» **RECORDS SUPPLIED**
______________________________

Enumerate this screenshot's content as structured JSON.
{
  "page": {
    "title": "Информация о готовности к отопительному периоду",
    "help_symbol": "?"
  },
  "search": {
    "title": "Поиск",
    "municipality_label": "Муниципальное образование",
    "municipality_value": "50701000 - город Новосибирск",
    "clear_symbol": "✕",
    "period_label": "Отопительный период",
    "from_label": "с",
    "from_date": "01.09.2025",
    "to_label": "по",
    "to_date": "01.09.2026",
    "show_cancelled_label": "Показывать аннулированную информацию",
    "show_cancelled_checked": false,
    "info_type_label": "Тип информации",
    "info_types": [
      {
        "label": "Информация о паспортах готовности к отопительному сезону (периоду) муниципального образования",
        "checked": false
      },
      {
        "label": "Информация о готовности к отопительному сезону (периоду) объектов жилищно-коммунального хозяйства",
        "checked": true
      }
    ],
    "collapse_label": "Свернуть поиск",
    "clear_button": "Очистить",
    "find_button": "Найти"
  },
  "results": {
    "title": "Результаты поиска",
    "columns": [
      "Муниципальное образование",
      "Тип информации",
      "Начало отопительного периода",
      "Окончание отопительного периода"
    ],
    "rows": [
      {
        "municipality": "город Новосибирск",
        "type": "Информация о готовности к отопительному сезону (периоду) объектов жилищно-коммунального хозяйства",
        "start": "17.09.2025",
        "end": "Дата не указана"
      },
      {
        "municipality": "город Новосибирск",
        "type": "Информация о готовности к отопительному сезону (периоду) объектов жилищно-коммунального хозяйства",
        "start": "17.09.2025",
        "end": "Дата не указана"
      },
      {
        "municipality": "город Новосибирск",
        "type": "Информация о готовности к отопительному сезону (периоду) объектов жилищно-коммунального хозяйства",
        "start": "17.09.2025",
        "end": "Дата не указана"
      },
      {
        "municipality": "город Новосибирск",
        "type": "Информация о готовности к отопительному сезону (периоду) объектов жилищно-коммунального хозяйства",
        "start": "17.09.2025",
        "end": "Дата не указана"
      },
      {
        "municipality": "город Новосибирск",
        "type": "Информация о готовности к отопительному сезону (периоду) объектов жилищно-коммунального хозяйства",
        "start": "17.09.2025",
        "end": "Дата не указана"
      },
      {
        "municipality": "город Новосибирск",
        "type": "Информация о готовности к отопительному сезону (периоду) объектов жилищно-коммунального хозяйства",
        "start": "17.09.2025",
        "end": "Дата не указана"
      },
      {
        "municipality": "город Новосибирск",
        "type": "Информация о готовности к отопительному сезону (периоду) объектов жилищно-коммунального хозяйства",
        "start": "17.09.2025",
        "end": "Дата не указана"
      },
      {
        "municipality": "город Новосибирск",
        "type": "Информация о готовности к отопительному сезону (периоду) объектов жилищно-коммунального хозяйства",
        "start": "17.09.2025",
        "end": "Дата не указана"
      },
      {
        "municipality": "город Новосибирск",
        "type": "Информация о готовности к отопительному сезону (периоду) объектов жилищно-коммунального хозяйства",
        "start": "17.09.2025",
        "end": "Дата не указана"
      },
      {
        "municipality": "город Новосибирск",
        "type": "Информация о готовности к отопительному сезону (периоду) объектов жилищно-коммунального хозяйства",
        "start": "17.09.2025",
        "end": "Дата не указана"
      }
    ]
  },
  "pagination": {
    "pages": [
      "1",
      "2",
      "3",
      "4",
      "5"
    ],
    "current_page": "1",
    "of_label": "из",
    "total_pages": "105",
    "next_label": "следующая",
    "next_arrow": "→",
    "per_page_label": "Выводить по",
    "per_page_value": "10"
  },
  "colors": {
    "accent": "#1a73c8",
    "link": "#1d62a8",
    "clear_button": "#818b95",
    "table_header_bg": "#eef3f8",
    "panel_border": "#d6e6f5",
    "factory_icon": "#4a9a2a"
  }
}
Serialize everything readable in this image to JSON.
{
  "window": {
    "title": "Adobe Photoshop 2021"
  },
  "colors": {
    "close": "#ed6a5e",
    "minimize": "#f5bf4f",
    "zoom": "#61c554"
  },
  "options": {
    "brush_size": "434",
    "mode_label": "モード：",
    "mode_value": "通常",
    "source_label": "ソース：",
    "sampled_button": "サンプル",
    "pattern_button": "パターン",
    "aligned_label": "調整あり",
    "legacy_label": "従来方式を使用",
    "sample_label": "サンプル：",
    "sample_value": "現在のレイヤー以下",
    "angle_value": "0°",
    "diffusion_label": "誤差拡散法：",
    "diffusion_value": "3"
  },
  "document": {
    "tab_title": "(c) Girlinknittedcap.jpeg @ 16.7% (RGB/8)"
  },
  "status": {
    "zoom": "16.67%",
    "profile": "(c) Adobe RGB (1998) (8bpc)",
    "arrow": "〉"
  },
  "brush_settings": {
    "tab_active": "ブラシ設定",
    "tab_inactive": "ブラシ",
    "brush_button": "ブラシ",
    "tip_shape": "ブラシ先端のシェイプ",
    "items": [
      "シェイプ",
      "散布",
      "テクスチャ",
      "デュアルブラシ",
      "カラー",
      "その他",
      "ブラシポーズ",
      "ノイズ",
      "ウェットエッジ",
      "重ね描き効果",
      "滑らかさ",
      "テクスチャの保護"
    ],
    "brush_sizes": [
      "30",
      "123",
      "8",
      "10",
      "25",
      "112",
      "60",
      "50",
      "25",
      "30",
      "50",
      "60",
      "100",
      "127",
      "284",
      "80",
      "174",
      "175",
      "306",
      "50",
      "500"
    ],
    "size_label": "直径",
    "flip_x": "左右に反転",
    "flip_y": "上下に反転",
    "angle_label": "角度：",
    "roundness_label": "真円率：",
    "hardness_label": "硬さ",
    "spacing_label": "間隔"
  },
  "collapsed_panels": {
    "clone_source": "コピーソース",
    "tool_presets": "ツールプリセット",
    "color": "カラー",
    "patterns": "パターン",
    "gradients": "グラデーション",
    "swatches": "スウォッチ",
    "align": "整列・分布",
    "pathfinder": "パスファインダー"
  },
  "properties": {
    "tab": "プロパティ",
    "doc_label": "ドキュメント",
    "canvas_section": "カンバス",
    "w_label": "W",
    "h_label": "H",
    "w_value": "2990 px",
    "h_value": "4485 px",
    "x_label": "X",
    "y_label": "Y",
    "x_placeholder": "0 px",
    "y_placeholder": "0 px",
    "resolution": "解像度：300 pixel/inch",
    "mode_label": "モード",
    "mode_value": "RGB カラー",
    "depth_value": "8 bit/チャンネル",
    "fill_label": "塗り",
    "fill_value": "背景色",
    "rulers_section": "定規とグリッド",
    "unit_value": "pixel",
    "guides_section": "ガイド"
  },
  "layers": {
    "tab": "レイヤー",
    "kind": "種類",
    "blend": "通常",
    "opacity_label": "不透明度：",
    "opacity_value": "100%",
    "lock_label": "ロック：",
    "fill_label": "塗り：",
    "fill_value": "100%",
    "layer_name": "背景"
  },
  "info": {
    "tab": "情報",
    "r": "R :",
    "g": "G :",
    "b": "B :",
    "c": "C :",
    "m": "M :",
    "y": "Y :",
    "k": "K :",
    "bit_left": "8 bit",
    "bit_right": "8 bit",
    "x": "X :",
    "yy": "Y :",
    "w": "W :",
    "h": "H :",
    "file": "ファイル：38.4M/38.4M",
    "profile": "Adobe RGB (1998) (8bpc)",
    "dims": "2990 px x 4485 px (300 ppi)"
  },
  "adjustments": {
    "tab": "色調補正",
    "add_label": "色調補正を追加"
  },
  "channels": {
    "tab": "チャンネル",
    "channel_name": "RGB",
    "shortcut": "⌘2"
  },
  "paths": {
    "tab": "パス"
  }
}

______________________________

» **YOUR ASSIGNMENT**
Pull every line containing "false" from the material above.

» **EXPECTED ANSWER**
    "show_cancelled_checked": false,
        "checked": false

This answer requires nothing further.